U.S. hopes bonds formed in Honduras will pave way to Russia

Bobby Wood, second from right, celebrates with teammates after scoring during a World Cup qualifying match against Honduras on Sept. 5.
(Rebecca Blackwell / Associated Press Photo)

When the final whistle sounded on Tuesday’s World Cup qualifier, U.S. defender Omar Gonzalez dropped to his knees in the center circle, unable to move.

Around him exhausted teammates bent over at the waist, grasping for air and begging for relief. The Americans had battled Honduras to a 1-1 draw in conditions more suited to a steam bath than a soccer match, and they paid dearly for the point they earned.

But while the game ended in a draw on the scoreboard, it felt like a win to the players, who bonded in both the misery and triumph that may have saved their qualifying campaign.

“Honestly, in a lot of moments, it has nothing to do with football,” U.S. captain Michael Bradley said. “It’s about finding a way to survive. Dealing with everything that gets thrown at you. Having a group that can hold up in the toughest moments.”


And Tuesday’s match was undeniably tough. It started beneath a punishing midafternoon sun, which combined with the stifling humidity to make it feel like it was 107 degrees. It became tougher in the closing minutes before Bobby Wood, during a scramble in front of the net, scored the goal that netted the tie.

Gonzalez played more than 90 minutes under those circumstances and by the end he couldn’t jump, could barely walk and said he was on the verge of unconsciousness before gulping down a bottle of Pedialyte. Others were nearly as drained.

“We fought through the conditions,” coach Bruce Arena said. “[We] knew it wouldn’t be pretty. Our players were dead on their feet.”

But they came out of the game still standing — unsteadily, perhaps, but standing nonetheless. And the same can be said of the U.S. hopes of qualifying for an eighth straight World Cup: they’re unsteady, but still upright.

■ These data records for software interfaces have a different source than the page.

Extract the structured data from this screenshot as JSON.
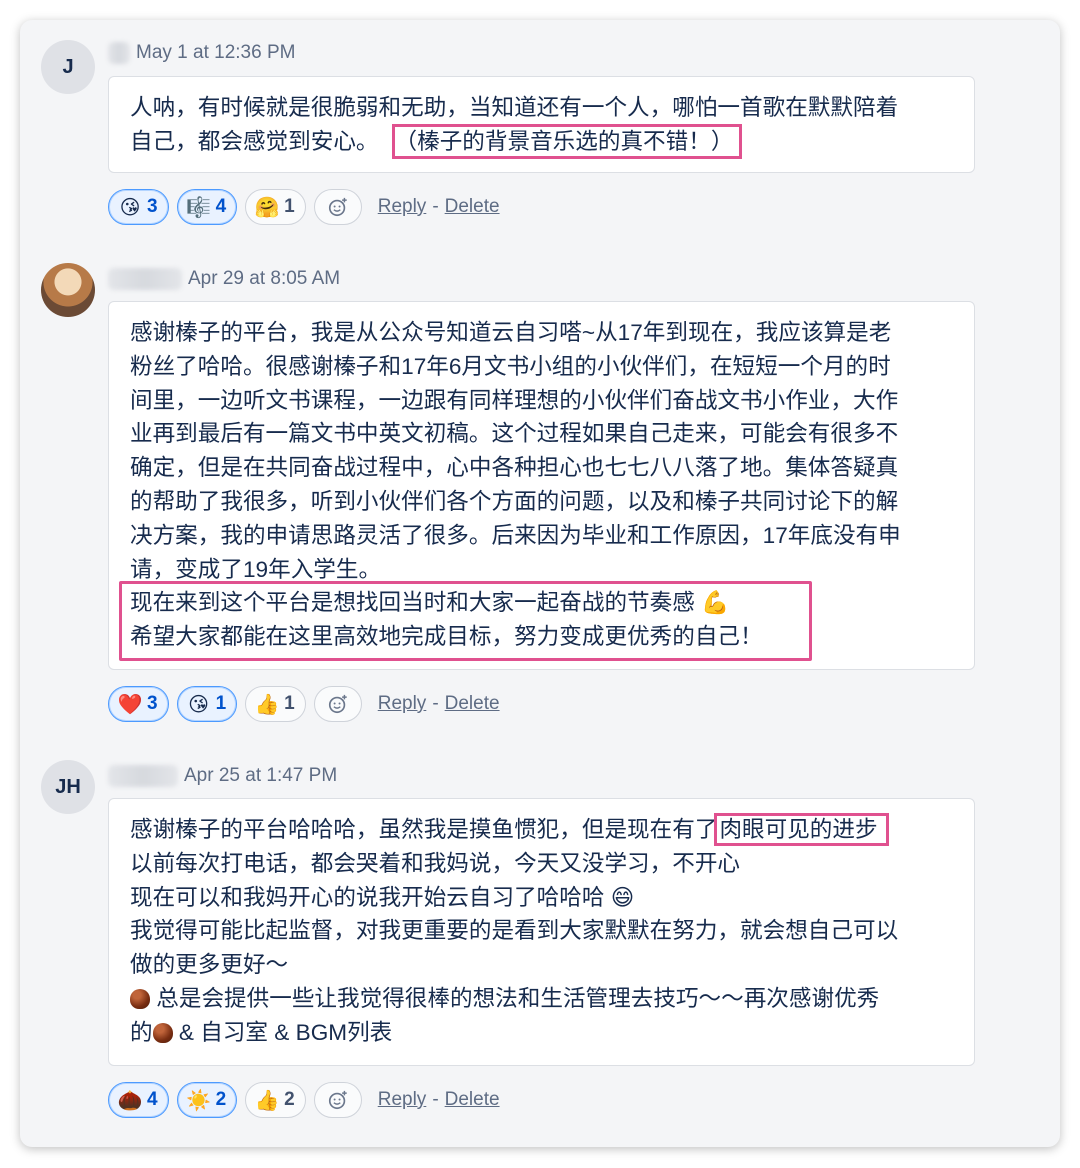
{
  "comments": [
    {
      "avatar_initials": "J",
      "timestamp": "May 1 at 12:36 PM",
      "lines": [
        "人呐，有时候就是很脆弱和无助，当知道还有一个人，哪怕一首歌在默默陪着",
        "自己，都会感觉到安心。"
      ],
      "highlight": "（榛子的背景音乐选的真不错！）",
      "reactions": [
        {
          "emoji": "kissing-face-icon",
          "glyph": "😘",
          "count": "3",
          "active": true
        },
        {
          "emoji": "musical-score-icon",
          "glyph": "🎼",
          "count": "4",
          "active": true
        },
        {
          "emoji": "hugging-face-icon",
          "glyph": "🤗",
          "count": "1",
          "active": false
        }
      ],
      "reply_label": "Reply",
      "separator": "-",
      "delete_label": "Delete"
    },
    {
      "avatar_initials": "",
      "timestamp": "Apr 29 at 8:05 AM",
      "lines": [
        "感谢榛子的平台，我是从公众号知道云自习嗒~从17年到现在，我应该算是老",
        "粉丝了哈哈。很感谢榛子和17年6月文书小组的小伙伴们，在短短一个月的时",
        "间里，一边听文书课程，一边跟有同样理想的小伙伴们奋战文书小作业，大作",
        "业再到最后有一篇文书中英文初稿。这个过程如果自己走来，可能会有很多不",
        "确定，但是在共同奋战过程中，心中各种担心也七七八八落了地。集体答疑真",
        "的帮助了我很多，听到小伙伴们各个方面的问题，以及和榛子共同讨论下的解",
        "决方案，我的申请思路灵活了很多。后来因为毕业和工作原因，17年底没有申",
        "请，变成了19年入学生。"
      ],
      "highlight_lines": [
        "现在来到这个平台是想找回当时和大家一起奋战的节奏感 💪",
        "希望大家都能在这里高效地完成目标，努力变成更优秀的自己！"
      ],
      "reactions": [
        {
          "emoji": "red-heart-icon",
          "glyph": "❤️",
          "count": "3",
          "active": true
        },
        {
          "emoji": "kissing-face-icon",
          "glyph": "😘",
          "count": "1",
          "active": true
        },
        {
          "emoji": "thumbs-up-icon",
          "glyph": "👍",
          "count": "1",
          "active": false
        }
      ],
      "reply_label": "Reply",
      "separator": "-",
      "delete_label": "Delete"
    },
    {
      "avatar_initials": "JH",
      "timestamp": "Apr 25 at 1:47 PM",
      "first_line_pre": "感谢榛子的平台哈哈哈，虽然我是摸鱼惯犯，但是现在有了",
      "first_line_hl": "肉眼可见的进步",
      "lines": [
        "以前每次打电话，都会哭着和我妈说，今天又没学习，不开心",
        "现在可以和我妈开心的说我开始云自习了哈哈哈 😄",
        "我觉得可能比起监督，对我更重要的是看到大家默默在努力，就会想自己可以",
        "做的更多更好～"
      ],
      "chestnut_line_1": " 总是会提供一些让我觉得很棒的想法和生活管理去技巧～～再次感谢优秀",
      "chestnut_line_2_pre": "的",
      "chestnut_line_2_post": " & 自习室 & BGM列表",
      "reactions": [
        {
          "emoji": "chestnut-icon",
          "glyph": "🌰",
          "count": "4",
          "active": true
        },
        {
          "emoji": "sun-icon",
          "glyph": "☀️",
          "count": "2",
          "active": true
        },
        {
          "emoji": "thumbs-up-icon",
          "glyph": "👍",
          "count": "2",
          "active": false
        }
      ],
      "reply_label": "Reply",
      "separator": "-",
      "delete_label": "Delete"
    }
  ]
}
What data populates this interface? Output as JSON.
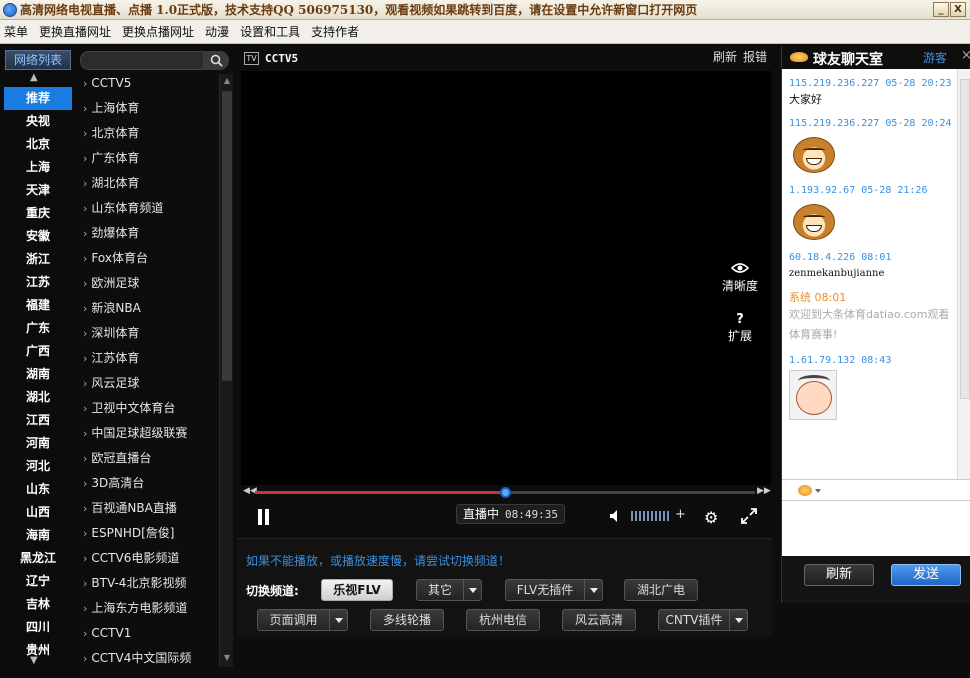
{
  "window": {
    "title": "高清网络电视直播、点播 1.0正式版，技术支持QQ 506975130，观看视频如果跳转到百度，请在设置中允许新窗口打开网页",
    "min": "_",
    "close": "X"
  },
  "menu": [
    "菜单",
    "更换直播网址",
    "更换点播网址",
    "动漫",
    "设置和工具",
    "支持作者"
  ],
  "left_nav": {
    "tab": "网络列表",
    "provinces": [
      "推荐",
      "央视",
      "北京",
      "上海",
      "天津",
      "重庆",
      "安徽",
      "浙江",
      "江苏",
      "福建",
      "广东",
      "广西",
      "湖南",
      "湖北",
      "江西",
      "河南",
      "河北",
      "山东",
      "山西",
      "海南",
      "黑龙江",
      "辽宁",
      "吉林",
      "四川",
      "贵州"
    ],
    "active_index": 0
  },
  "channels": [
    "CCTV5",
    "上海体育",
    "北京体育",
    "广东体育",
    "湖北体育",
    "山东体育频道",
    "劲爆体育",
    "Fox体育台",
    "欧洲足球",
    "新浪NBA",
    "深圳体育",
    "江苏体育",
    "风云足球",
    "卫视中文体育台",
    "中国足球超级联赛",
    "欧冠直播台",
    "3D高清台",
    "百视通NBA直播",
    "ESPNHD[詹俊]",
    "CCTV6电影频道",
    "BTV-4北京影视频",
    "上海东方电影频道",
    "CCTV1",
    "CCTV4中文国际频"
  ],
  "player": {
    "tv_icon": "TV",
    "channel_name": "CCTV5",
    "refresh": "刷新",
    "report": "报错",
    "clarity": "清晰度",
    "expand_icon": "?",
    "expand": "扩展",
    "progress_fraction": 0.5,
    "live_label": "直播中",
    "time": "08:49:35",
    "volume_plus": "+"
  },
  "switch_panel": {
    "notice": "如果不能播放，或播放速度慢，请尝试切换频道！",
    "label": "切换频道:",
    "buttons_row1": [
      "乐视FLV",
      "其它",
      "FLV无插件",
      "湖北广电"
    ],
    "buttons_row2": [
      "页面调用",
      "多线轮播",
      "杭州电信",
      "风云高清",
      "CNTV插件"
    ]
  },
  "chat": {
    "title": "球友聊天室",
    "guest": "游客",
    "close": "×",
    "messages": [
      {
        "meta": "115.219.236.227  05-28 20:23",
        "text": "大家好"
      },
      {
        "meta": "115.219.236.227  05-28 20:24",
        "sticker": "monkey-sticker"
      },
      {
        "meta": "1.193.92.67  05-28 21:26",
        "sticker": "monkey-sticker"
      },
      {
        "meta": "60.18.4.226  08:01",
        "text": "zenmekanbujianne"
      },
      {
        "meta": "系统  08:01",
        "text": "欢迎到大条体育datiao.com观看体育赛事!",
        "system": true
      },
      {
        "meta": "1.61.79.132  08:43",
        "sticker": "baby-sticker"
      }
    ],
    "refresh_btn": "刷新",
    "send_btn": "发送"
  }
}
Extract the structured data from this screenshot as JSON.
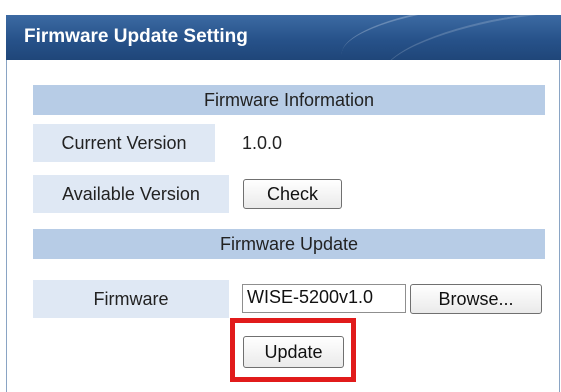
{
  "panel": {
    "title": "Firmware Update Setting"
  },
  "firmware_information": {
    "section_title": "Firmware Information",
    "current_version_label": "Current Version",
    "current_version_value": "1.0.0",
    "available_version_label": "Available Version",
    "check_button_label": "Check"
  },
  "firmware_update": {
    "section_title": "Firmware Update",
    "firmware_label": "Firmware",
    "file_value": "WISE-5200v1.0",
    "browse_button_label": "Browse...",
    "update_button_label": "Update"
  },
  "colors": {
    "header_blue": "#27528a",
    "section_blue": "#b7cce6",
    "label_bg": "#dfe8f4",
    "highlight_red": "#e11b1b"
  }
}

Without Wood’s score the U.S. would have fallen to fifth place in the six-team qualifying tournament. That would have left the Americans needing wins in the final two games of the 10-match competition — and at least one loss from both Honduras and Panama in their last games — to have a chance at going to Russia next summer.

Instead the goal gave the team a hard-earned point that kept it in control of its own destiny. Now all the Americans have to do is win out against Panama and Trinidad and Tobago and they go to the World Cup.

Hidden in the outcome, however, is the fact that Tuesday’s game may also have made the U.S. roster into a team.

In international soccer, teams are often made up of players who share little more than a passport. The roster Arena called up for this month’s qualifiers featured players who play professionally in five different countries and range in age from 18 to 38. They are black, white and Latino — even part Japanese.


Fourteen play in MLS, where they are frequently rivals.

And Arena had just 10 days to turn that disparate collection into a band of brothers. The Honduras game may have sealed that bond, uniting 23 individuals into a team.

Consider the game-tying score. Six players had a role in getting that goal, beginning with Darlington Nagbe, who came off in the 73rd minute for Wood.

A dozen minutes later, with the desperate Americans pushing for the equalizer, Christian Pulisic drew a foul about 30 yards out. Kellyn Acosta took the ensuing free kick and put a shot on goal that Honduran keeper Luis Lopez saved in spectacular fashion. But Matt Besler kept the rebound alive with an acrobatic volley from the end line, sending the ball on to Jordan Morris, who blindly headed it behind him toward the net.


Wood then made all that work pay off by chesting the ball to the ground and tapping it in with the side of his right foot.

“That’s the type of mentality we have as a team,” Wood said of his teammates’ unselfishness. “We’re always fighting to the last minute. That’s what we do.”

After an early morning charter flight to Miami, the players gathered around a luggage carousel, slapping each other on the back, exchanging loud handshakes and quiet hugs and promising to keep in touch before boarding individual flights to more than a dozen cities.

In 10 months, they hope to be boarding a flight together, this time to Russia — although Arena says much remains before that can happen.


Without John Brooks and DeAndre Yedlin, who both missed the September qualifiers with injuries, the U.S. backline remains porous and mistake-prone. Without a midfield enforcer like the aging Jermaine Jones, opposing teams will continue to pound Pulisic, the Americans’ game but slight playmaker. And without any younger alternatives, the U.S. will have no choice but to stick with the 38-year-old Tim Howard and 32-year-old Brad Guzan in goal.

“We have a lot of work to be done to get to Russia,” Arena said.

But at least now he has a team to work with.


Follow Kevin Baxter on Twitter @kbaxter11